The Consultant will report to:

Head of Advocacy and Influence, Zurich Flood Resilience Alliance, Mercy Corps
Senior Policy Officer for Resilience and Humanitarian, Concern Worldwide

This will include:

• Weekly check-ins to discuss updates on emerging challenges and progress;
• Two calls between the consultant and the steering committee will scheduled if necessary to discuss feedback on the draft reports;

The draft and final reports will be reviewed by a steering committee made up of members of the Zurich Flood Resilience Alliance. The steering committee will be managed by Senior Policy Officer for Resilience and Humanitarian and Head of Advocacy and Influence. Senior Policy Officer for Resilience and Humanitarian and Head of Advocacy and Influence will consolidate and streamline edits and comments of the steering committee, and discuss required edits with the consultant.

Draft Outline of Paper:

Working Title: Action on Adaptation: The Importance of Closing the Adaptation Financing Gap

• Introduction of ZFRA. Highlight overall climate change as a global challenge/emergency. Report will include examples of flooding as just one impact of climate change.
• Why we’re looking at ODA going to climate change adaptation and disaster risk reduction funding together (and the challenges / gaps associated with tracking- quote OECD and CPI on challenges of collecting data).
• Overview of background to adaptation finance and commitments made as part of the UN climate change negotiations.

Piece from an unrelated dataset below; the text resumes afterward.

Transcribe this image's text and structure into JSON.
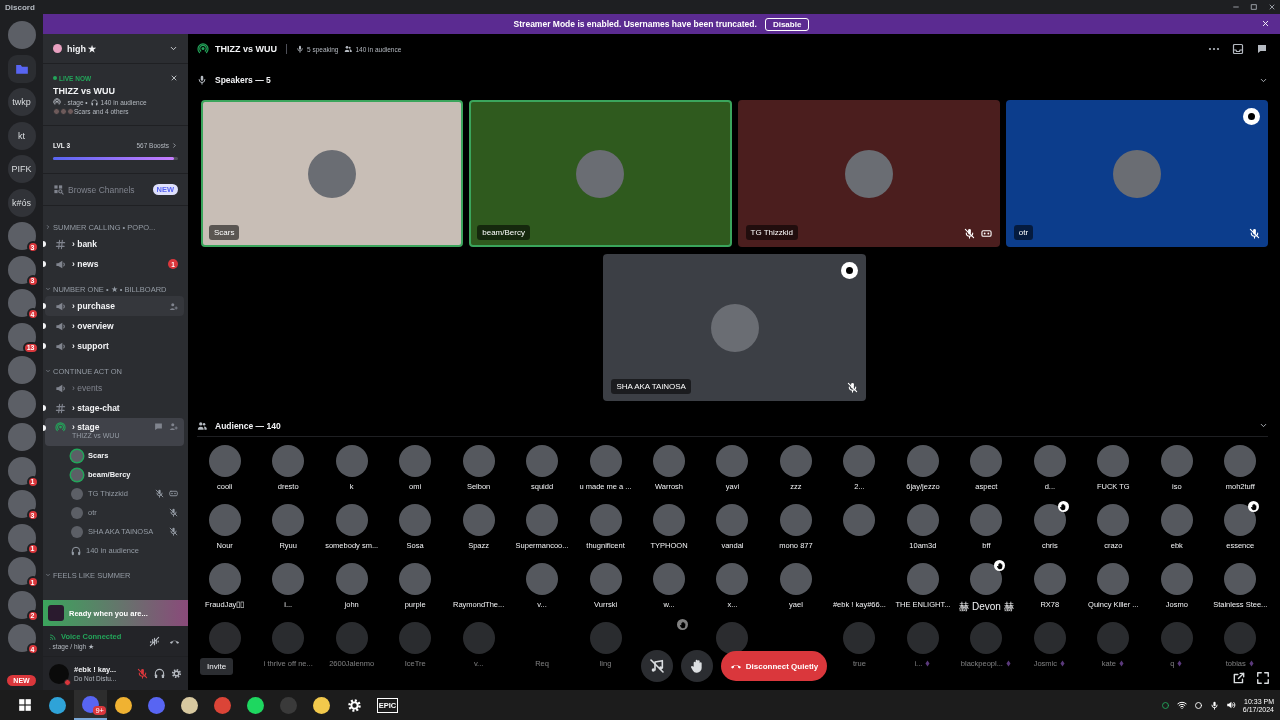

Concept of loss and damage finance.

Problem definition:
• Costs of doing nothing
o Pull from IFRC ‘Cost of Doing Nothing’ report;
o Examples from our communities of impacts of flooding including examples from field of what lack of adaptation funding creates (i.e. Pekalongan, Indonesia example; other examples of impacts of flooding pulled from ZFRA teams like 2017 flood impacts in Nepal etc.)
o If data is available from baseline and can tell a compelling story, pull from FRMC data to show where there are low levels of capitals.

Benefits of investing, and solutions:

• Benefits of investing in adaptation/DRR, drawing on Triple Resilience Dividend work. Include figures on savings from investing in prevention.
• Specific example to illustrate the multiple benefits of adaptation / DRR.
• Examples of pulling funding to local levels and the benefits:
o Local Level Adaptation Funding Examples- pull from Bangladesh and Nepal Research and any other local research
o How FRMC is helping direct funds/Case study from Indonesia from Phase 1

Analysis of finance flows vs need
• Current state of disaster risk reduction and climate change adaptation finance and its landscape
• Desk research of existing funding gaps (CPI; ODI, GHA, Oxfam, UNFCCC reports, SEI especially this study on ‘are the most vulnerable nations prioritized’, see annex of reports to draw from)
• Analysis of UK and other OECD donor funding – how do different donors compare (RAG ranking, if feasible).
• Comparisons of where climate change adaptation and DRR funding is going compared to need (final comparisons to be decided based upon what makes the most compelling case). Options include:
o Comparison of which countries climate adaptation finance is going to compared to the GAIN/climate vulnerability index; work of USAID on climate vulnerability and fragility.
o Comparison against countries with highest proportion of people living in extreme poverty.
o Comparison of amount of investment in adaptation and DRR vs disaster-related humanitarian response.
• Analysis of NDCs and NAPs for targeted ZFRA countries to see if they have quantified dollar needs. Study of either new NDC or NAPs (if they have one) or their old NDC to explore in ZFRA countries what conditional and unconditional adaptation financing is being proposed and a gap analysis or ‘mini gap report.’
• TEXT BOX: Role of private sector financing in adaptation (including how much private sector financing lags in adaptation versus mitigation and the challenges of metrics (see CBI’s principles for resilience investment). (Content to be provided by Mercy Corps)
• TEXT BOX: Challenges of accessing international public climate finance for adaptation.

Conclusion/Recommendations COP 26/Adaptation Conference
• How to deliver on closing funding gaps, particularly at local levels and to those most in need.
• Loss and Damage recommendations.
• Policy recommendation (that goes beyond normal push for coherence).